Based on the true story of the unmasking of child molestation and cover-up that occurred within the Catholic Archdiocese by the Boston Globe, 'Spotlight' is a gripping and honest account of how its exposure rocked not only the Catholic Church but the reporters in the year long investigation.
The film's story arc was simple and straightforward but the Human aspect of the movie gave it an element of surprise. The dark and sensitive themes as well as the overhanging sense of injustice drove the storytelling. As an audience, you are asking the same questions the reporters are: how has it been covered up for so long?

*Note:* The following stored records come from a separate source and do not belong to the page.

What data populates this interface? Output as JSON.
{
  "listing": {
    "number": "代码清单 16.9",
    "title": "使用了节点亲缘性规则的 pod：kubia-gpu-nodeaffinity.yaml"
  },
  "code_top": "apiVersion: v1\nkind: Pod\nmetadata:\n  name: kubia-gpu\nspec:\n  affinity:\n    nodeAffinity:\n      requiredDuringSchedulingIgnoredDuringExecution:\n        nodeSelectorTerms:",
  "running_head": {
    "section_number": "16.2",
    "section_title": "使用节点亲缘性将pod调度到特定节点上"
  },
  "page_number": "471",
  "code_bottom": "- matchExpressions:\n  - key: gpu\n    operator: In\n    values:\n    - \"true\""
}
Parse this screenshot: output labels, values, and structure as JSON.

As the movie progresses and the cover up grows in scale, the characters begin to have a personal connection to the story, with how and when the story is told having an impact on their lives. The urgency with which they need to act, yet needing to get the story right turns into a tension that lingers till the end.
Containing just a few pacier scenes, the movie's strength lies in the story rather than the storytelling, and performed by one great ensemble cast.

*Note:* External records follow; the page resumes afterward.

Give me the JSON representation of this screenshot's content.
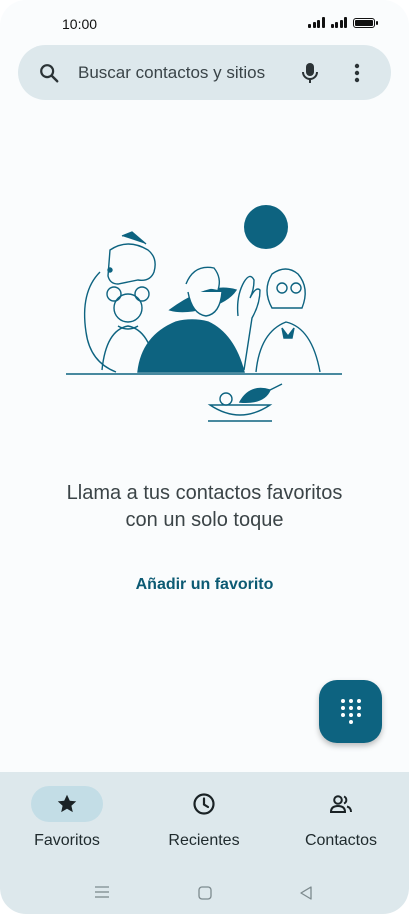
{
  "status_bar": {
    "time": "10:00"
  },
  "search": {
    "placeholder": "Buscar contactos y sitios"
  },
  "empty_state": {
    "title": "Llama a tus contactos favoritos con un solo toque",
    "action": "Añadir un favorito"
  },
  "colors": {
    "accent": "#0d6380",
    "nav_bg": "#dde8ec",
    "active_pill": "#c3dde6"
  },
  "bottom_nav": {
    "items": [
      {
        "label": "Favoritos",
        "icon": "star-icon",
        "active": true
      },
      {
        "label": "Recientes",
        "icon": "clock-icon",
        "active": false
      },
      {
        "label": "Contactos",
        "icon": "people-icon",
        "active": false
      }
    ]
  },
  "system_nav": {
    "icons": [
      "menu-icon",
      "home-icon",
      "back-icon"
    ]
  }
}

Michael Keaton- Robby
Mark Ruffalo- Mike
Rachel McAdams- Sacha
Stanley Tucci- Mitchell
Liev Schreiber- Marty
Also stars John Slattery and Brian d'Arcy James.

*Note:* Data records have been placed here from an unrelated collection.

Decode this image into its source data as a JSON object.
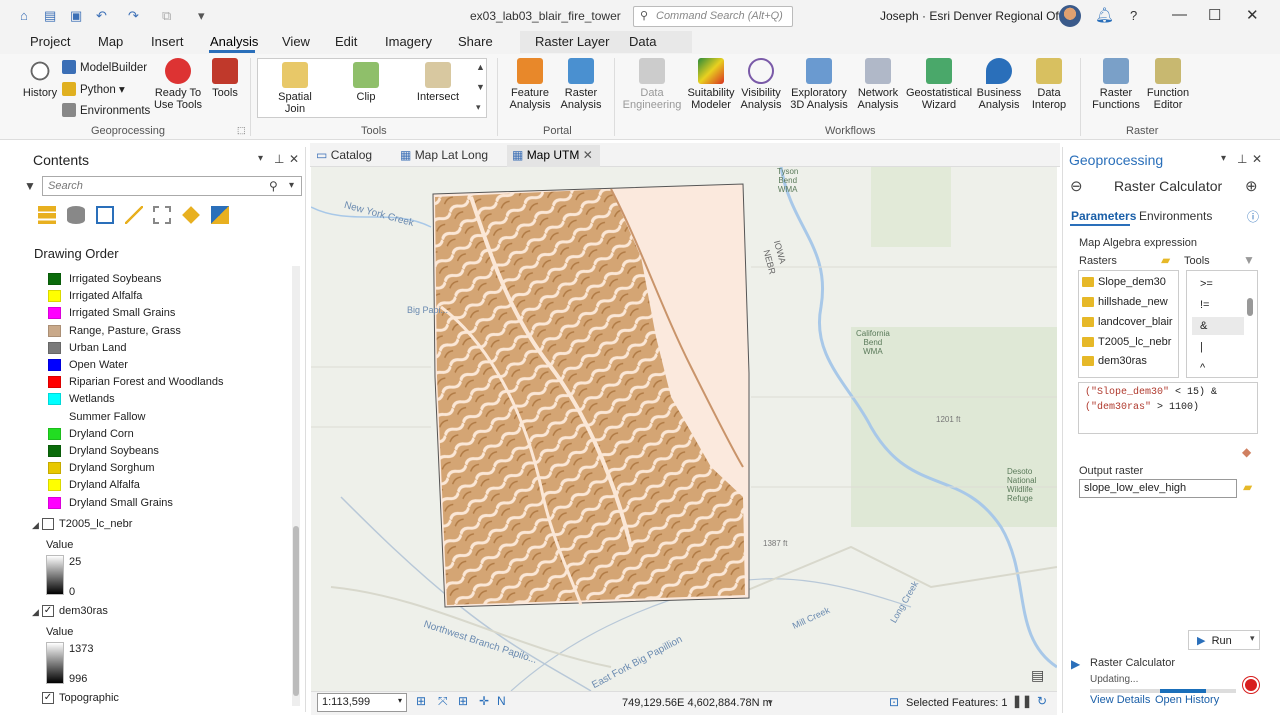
{
  "window": {
    "title": "ex03_lab03_blair_fire_tower",
    "command_search_placeholder": "Command Search (Alt+Q)",
    "user": "Joseph · Esri Denver Regional Office"
  },
  "menu_tabs": [
    "Project",
    "Map",
    "Insert",
    "Analysis",
    "View",
    "Edit",
    "Imagery",
    "Share"
  ],
  "context_tabs": [
    "Raster Layer",
    "Data"
  ],
  "ribbon": {
    "history": "History",
    "modelbuilder": "ModelBuilder",
    "python": "Python",
    "environments": "Environments",
    "ready_to_use": "Ready To\nUse Tools",
    "tools": "Tools",
    "gallery": [
      "Spatial Join",
      "Clip",
      "Intersect"
    ],
    "feature_analysis": "Feature\nAnalysis",
    "raster_analysis": "Raster\nAnalysis",
    "data_engineering": "Data\nEngineering",
    "suitability_modeler": "Suitability\nModeler",
    "visibility_analysis": "Visibility\nAnalysis",
    "exploratory_3d": "Exploratory\n3D Analysis",
    "network_analysis": "Network\nAnalysis",
    "geostatistical_wizard": "Geostatistical\nWizard",
    "business_analysis": "Business\nAnalysis",
    "data_interop": "Data\nInterop",
    "raster_functions": "Raster\nFunctions",
    "function_editor": "Function\nEditor",
    "groups": {
      "geoprocessing": "Geoprocessing",
      "tools": "Tools",
      "portal": "Portal",
      "workflows": "Workflows",
      "raster": "Raster"
    }
  },
  "contents": {
    "title": "Contents",
    "search_placeholder": "Search",
    "drawing_order": "Drawing Order",
    "legend": [
      {
        "label": "Irrigated Soybeans",
        "color": "#0b6b0b"
      },
      {
        "label": "Irrigated Alfalfa",
        "color": "#ffff00"
      },
      {
        "label": "Irrigated Small Grains",
        "color": "#ff00ff"
      },
      {
        "label": "Range, Pasture, Grass",
        "color": "#c9a98a"
      },
      {
        "label": "Urban Land",
        "color": "#7a7a7a"
      },
      {
        "label": "Open Water",
        "color": "#0000ff"
      },
      {
        "label": "Riparian Forest and Woodlands",
        "color": "#ff0000"
      },
      {
        "label": "Wetlands",
        "color": "#00ffff"
      },
      {
        "label": "Summer Fallow",
        "color": "#ffffff"
      },
      {
        "label": "Dryland Corn",
        "color": "#22dd22"
      },
      {
        "label": "Dryland Soybeans",
        "color": "#0b6b0b"
      },
      {
        "label": "Dryland Sorghum",
        "color": "#e8c800"
      },
      {
        "label": "Dryland Alfalfa",
        "color": "#ffff00"
      },
      {
        "label": "Dryland Small Grains",
        "color": "#ff00ff"
      }
    ],
    "layer1": {
      "name": "T2005_lc_nebr",
      "value_label": "Value",
      "max": "25",
      "min": "0"
    },
    "layer2": {
      "name": "dem30ras",
      "value_label": "Value",
      "max": "1373",
      "min": "996"
    },
    "layer3": {
      "name": "Topographic"
    }
  },
  "map": {
    "tabs": [
      "Catalog",
      "Map Lat Long",
      "Map UTM"
    ],
    "scale": "1:113,599",
    "coordinates": "749,129.56E 4,602,884.78N m",
    "selected_features": "Selected Features: 1",
    "labels": {
      "new_york_creek": "New York Creek",
      "big_papillion": "Big Papi...",
      "northwest_branch": "Northwest Branch Papilo...",
      "east_fork": "East Fork Big Papillion",
      "mill_creek": "Mill Creek",
      "long_creek": "Long Creek",
      "california_bend": "California\nBend\nWMA",
      "tyson_bend": "Tyson\nBend\nWMA",
      "desoto": "Desoto\nNational\nWildlife\nRefuge",
      "iowa": "IOWA",
      "nebr": "NEBR",
      "elev1": "1387 ft",
      "elev2": "1201 ft"
    }
  },
  "geoprocessing": {
    "title": "Geoprocessing",
    "tool": "Raster Calculator",
    "tab_parameters": "Parameters",
    "tab_environments": "Environments",
    "map_algebra_label": "Map Algebra expression",
    "rasters_label": "Rasters",
    "tools_label": "Tools",
    "rasters": [
      "Slope_dem30",
      "hillshade_new",
      "landcover_blair",
      "T2005_lc_nebr",
      "dem30ras"
    ],
    "operators": [
      ">=",
      "!=",
      "&",
      "|",
      "^"
    ],
    "expression_line1_a": "(\"Slope_dem30\"",
    "expression_line1_b": " < 15) &",
    "expression_line2_a": "(\"dem30ras\"",
    "expression_line2_b": " > 1100)",
    "output_label": "Output raster",
    "output_value": "slope_low_elev_high",
    "run": "Run",
    "progress_title": "Raster Calculator",
    "progress_status": "Updating...",
    "view_details": "View Details",
    "open_history": "Open History"
  }
}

With Rachel McAdams and Mark Ruffalo nominated for Academy Awards, you'd expect the two to have pulled scene stealing performances. Not really so. The cast worked extraordinarily well together and I felt that noone really outshined the other (bar one Mark Ruffalo scene). The focus was on the story and the cast were the vessel to tell it.
As one of the most acclaimed movies of 2015, 'Spotlight' is a gripping thriller on investigative journalism that is unafraid to tackle the dark and sensitive themes, led by a strong ensemble cast that keeps the focus on the important true story.